Covid-19 Series. Using mindfulness in our daily lives
Carolyn, WWTW's Clinical Lead offers some top tips to help you practice mindfulness during lock down.
The definition of mindfulness is ‘knowing directly what is going on inside and outside ourselves, moment by moment’ (Professor Mark Williams). Life can get in the way of us being able to notice how our bodies are feeling. We tend to stop noticing the world around us. Mindfulness is about being aware of our thoughts and feelings as they happen in the moment. Reconnecting with our bodies by noticing the sights, sounds, smells and tastes of the present moment. it could be something as simple as ‘noticing’ the grass outside.
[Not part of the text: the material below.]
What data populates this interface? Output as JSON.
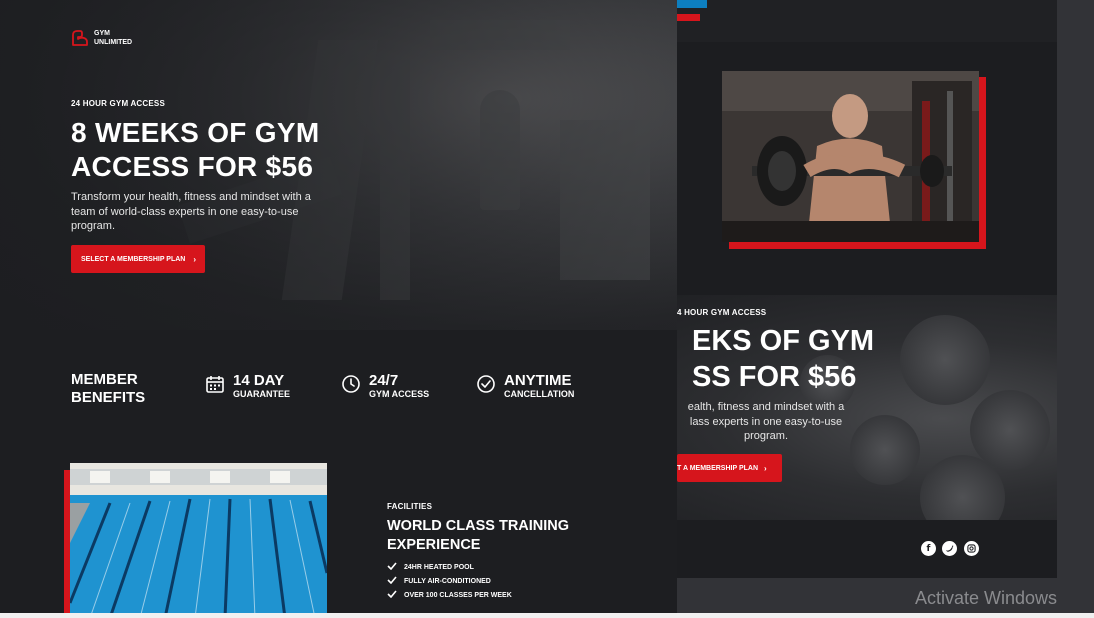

It’s not easy and it does take practice. We have a lot of time on our hands at the moment – an ideal opportunity to develop some new skills to help manage our wellbeing during this current situation and more importantly beyond….
Being more aware of the present moment can help to appreciate and enjoy our surroundings and the world around us. When we are more aware, we can start to experience things that we’ve taken for granted in the past.
The Basics of Mindfulness Practice (from mindful.org)
Mindfulness helps us put some space between ourselves and our reactions, breaking down our conditioned responses.
Here’s how to tune into mindfulness throughout the day:
Set aside some time. You don’t need
a meditation cushion or bench, or any sort of special equipment to access your
mindfulness skills—but you do need to set aside some time and space.
Observe the present moment as it is. The aim of
mindfulness is not quieting the mind, or attempting to achieve a state of
eternal calm. The goal is simple: we’re aiming to pay attention to the present
moment, without judgment. Easier said than done, we know.
Let your judgments roll by. When
we notice judgments arise during our practice, we can make a mental note of
them, and let them pass.
Return to observing the present moment as it
is. Our minds often get carried away in thought. That’s why mindfulness is
the practice of returning, again and again, to the present moment.
5. Be kind to your wandering mind. Don’t judge yourself for whatever thoughts crop up, just practice recognizing when your mind has wandered off, and gently bring it back.
That’s the practice. It’s often been said that it’s very simple, but it’s not necessarily easy. The work is to just keep doing it. Results will accrue.
Mindfulness is the awareness of “some-thing,” while meditation is the awareness of “no-thing.” There are many forms of meditation. ... Others use the body as a means to develop awareness, such as yoga or walking; others use sound, as in chanting or intoning sacred words. “I could never still my mind.
How to Meditate
This meditation focuses on the breath, not because there is anything special about it, but because the physical sensation of breathing is always there and you can use it as an anchor to the present moment. Throughout the practice you may find yourself caught up in thoughts, emotions, sounds—wherever your mind goes, simply come back again to the next breath. Even if you only come back once, that’s okay.
A Simple Meditation Practice
Sit comfortably. Find
a spot that gives you a stable, solid, comfortable seat.
Notice what your legs are doing. If on
a cushion, cross your legs comfortably in front of you. If on a chair, rest the
bottoms of your feet on the floor.
Straighten your upper body—but don’t
stiffen. Your spine has natural curvature. Let it be there.
Notice what your arms are doing. Situate
your upper arms parallel to your upper body. Rest the palms of your hands on
your legs wherever it feels most natural.
5. Soften your gaze. Drop your chin a little and let your gaze fall gently downward. It’s not necessary to close your eyes. You can simply let what appears before your eyes be there without focusing on it.
Here is a list of useful resources: